time sinks

Time Sinks – Mike Tyson's Punch-Out!!

by Matt Helgeson on Jul 04, 2013 at 03:00 PM

While most of my colleagues have no doubt warmed your heart with tales of their love and devotion to a particular game, I'm here to peer back into the abyss of failure and frustration.

I'll cop to it – I'm a mediocre gamer at best. It's the dirty secret of my life. Given my chosen profession, people (especially non-gamer friends or acquaintances) often assume I have professional gaming skills to go alongside my aptitude at writing and editing. They'll often say things like, "Well, I'd hate to play games with you, you'd probably win every time." To which I respond, "You might be surprised."

I'm not terrible at games. I play and complete many games, I'm just no better or worse than any average person who plays on a regular basis. Actually, in first-person shooter multiplayer I'm probably worse than average, but that's another story for another day.

I'm also not much of a completist. Once I've beaten a game – which, to me, means completing all the levels or main story mode to its end – I'm usually through. I constantly feel as though I'm falling behind on playing the games I "should" be playing, so going back through a game to unlock every little do-dad or achievement seems like a waste of precious time.

As a result, I  struggled more than most in the office to come up with a game that was a "time sink" for me. I'm going all the way back to the olden days, when all I had was an NES and my meager allowance money to save up for games. I played games many times over back then, more out of necessity than desire. But one game in particular still mocks me from the abyss of history: Mike Tyson's Punch-Out!! (By the way, though Tyson was dropped because of his criminal behavior and controversial lifestyle, the other version of the game is NOT Punch-Out!! - screw Mr. Dream.)

I didn't have the funds to get many games as a kid, so the ones I owned generally got a lot of play – especially if they were as good as Punch-Out!!. Since I decided to write this piece, I've been watching YouTube footage of the game, and it's still captivating. From the weird character designs (what the hell is King Hippo anyway?) to the memorable animations, Punch-Out!! sticks with me to this day.

Looking back, I'm also impressed by the elegant gameplay design. Given the technical constraints of the NES, making a boxing sim wasn't remotely possible – nor was an approximation of the first-person arcade original, which showed a see-through outline of your character and didn't have half the charm of the NES version. Instead, the developer's wisely created diminutive Little Mac, who is so short he has to jump just to connect a punch. The secret to Punch-Out!! is it's not really a sports game at all – it's more akin to a puzzle game mixed with a rhythm game like Parappa the Rapper or Rock Band. Each opponent has his patterns, which you observe and learn to avoid. After that, it's all about keeping your cool and sticking with the patterns of attacks, dodges, and blocks that work for a specific character.

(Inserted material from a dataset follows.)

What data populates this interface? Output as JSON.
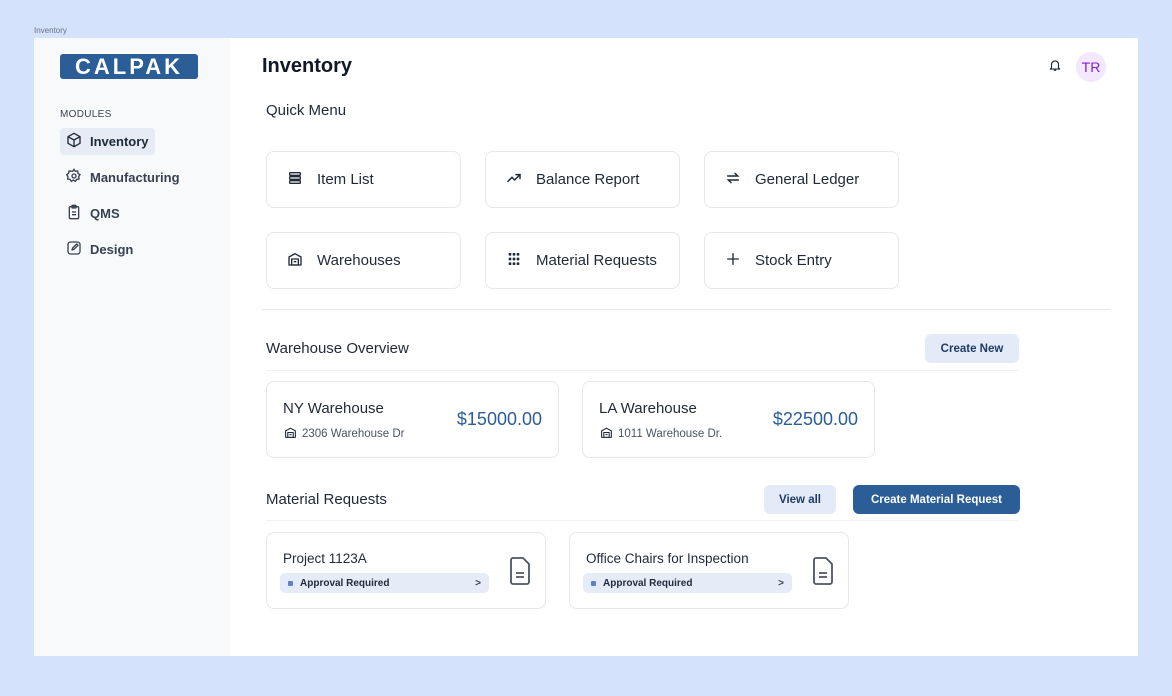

You eventually begin to master the flow of gameplay, and work your way up the ranks from the likes of Glass Joe and Don Flamenco to the more fearsome types like Bald Bull and Super Macho Man. Mostly, it's about memorization and rhythm. That's until you get to Iron Mike Tyson, the real-life terror of 1980s boxing.

I loved Punch-Out!!, but the real reason I played the game nearly every day for an entire summer was because I couldn't beat Iron Mike. Unlike the other characters, who, for all their complex patterns and secret weaknesses, generally moved in predictable patterns. Not so with Tyson, whose flurries of erratic, offbeat jabs continued to flummox me as the summer wore on. His punches were incredibly powerful; he could drain your health bar very quickly if you made an error. He also recovered an inhuman amount of health after you knocked him down. The more I lost, the more Iron Mike got into my head. After a few matches, I would be so nervous I would start doing worse than when I started. As is often the case, I was my own worst enemy.

The sad truth is, I never beat Mike Tyson. They say hard work pays off, but sometimes it doesn't. Still, I had a blast that summer and consider Punch-Out!! to be one of my favorite games of all time. See you around Mike, loved you in The Hangover.

Below, something I was never able to do.

Related Story: Mike Tyson's Punch-Out!! Replay